LONDON-L ArchivesArchiver > LONDON > 2001-05 > 0989923533
From: Eve McLaughlin <>
Subject: Re: [Lon] Before paper bags?
Date: Tue, 15 May 2001 11:45:33 +0100
>I'm "re-doing" many Dickens books which I have not read since I was a gal
>and have learned that if you trotted down to the butchers for a veal cutlet
>or such, it would probably have been handed to you wrapped in a fresh
I don't know about that, but (except in the 'penneth of cats' meat'
areas) what sort of butcher's shop actually 'handed' meat to customers,
rather than taking the orders and delivering it, on a tray, via an
errand boy, who dumped it, ozzing blood, flies and all, on a plate in
the customer's kitchen. Butchers were still delivering meat (by van,
rather more hygienic as to cover from the elements) in the 1930s.
Author of the McLaughlin Guides for family historians
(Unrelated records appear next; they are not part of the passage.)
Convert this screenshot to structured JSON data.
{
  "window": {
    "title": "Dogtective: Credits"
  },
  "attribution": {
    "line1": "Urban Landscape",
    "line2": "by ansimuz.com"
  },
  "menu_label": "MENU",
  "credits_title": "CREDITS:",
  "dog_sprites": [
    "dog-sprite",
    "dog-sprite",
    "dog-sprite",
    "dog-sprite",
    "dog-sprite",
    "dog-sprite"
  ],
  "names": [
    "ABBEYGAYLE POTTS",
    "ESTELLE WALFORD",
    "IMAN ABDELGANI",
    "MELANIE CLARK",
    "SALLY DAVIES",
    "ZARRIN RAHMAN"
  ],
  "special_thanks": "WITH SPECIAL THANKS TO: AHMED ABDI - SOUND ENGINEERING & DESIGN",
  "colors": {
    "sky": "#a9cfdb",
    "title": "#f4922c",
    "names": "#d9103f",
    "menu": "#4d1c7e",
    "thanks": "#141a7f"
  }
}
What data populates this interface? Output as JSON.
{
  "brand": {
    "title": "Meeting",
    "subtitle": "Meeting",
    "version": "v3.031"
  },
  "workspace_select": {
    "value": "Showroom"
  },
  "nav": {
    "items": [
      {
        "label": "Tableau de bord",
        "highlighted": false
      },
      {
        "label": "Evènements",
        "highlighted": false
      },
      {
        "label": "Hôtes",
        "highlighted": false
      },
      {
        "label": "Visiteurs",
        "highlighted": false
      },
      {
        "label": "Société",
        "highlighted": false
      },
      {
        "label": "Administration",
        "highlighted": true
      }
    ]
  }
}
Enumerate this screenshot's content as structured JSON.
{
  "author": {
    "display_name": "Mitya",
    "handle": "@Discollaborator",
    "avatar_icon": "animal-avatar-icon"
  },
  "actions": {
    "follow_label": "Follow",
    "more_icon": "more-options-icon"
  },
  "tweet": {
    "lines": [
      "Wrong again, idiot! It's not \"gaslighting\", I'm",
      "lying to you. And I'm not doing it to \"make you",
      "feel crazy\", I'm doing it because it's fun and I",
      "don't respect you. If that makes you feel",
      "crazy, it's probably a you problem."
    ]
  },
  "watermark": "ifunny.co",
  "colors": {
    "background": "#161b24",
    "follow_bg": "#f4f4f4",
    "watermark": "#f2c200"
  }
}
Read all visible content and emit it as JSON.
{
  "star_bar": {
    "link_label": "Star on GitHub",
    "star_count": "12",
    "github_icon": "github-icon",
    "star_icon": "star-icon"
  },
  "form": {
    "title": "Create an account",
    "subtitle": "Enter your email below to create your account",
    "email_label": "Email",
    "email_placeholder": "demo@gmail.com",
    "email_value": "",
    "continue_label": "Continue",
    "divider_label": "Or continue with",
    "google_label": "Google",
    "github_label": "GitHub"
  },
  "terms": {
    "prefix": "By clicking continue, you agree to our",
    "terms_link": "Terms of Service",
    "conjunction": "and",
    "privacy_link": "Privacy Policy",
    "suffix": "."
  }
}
Secretary Bucks Genealogical Society
|Re: [Lon] Before paper bags? by Eve McLaughlin <>|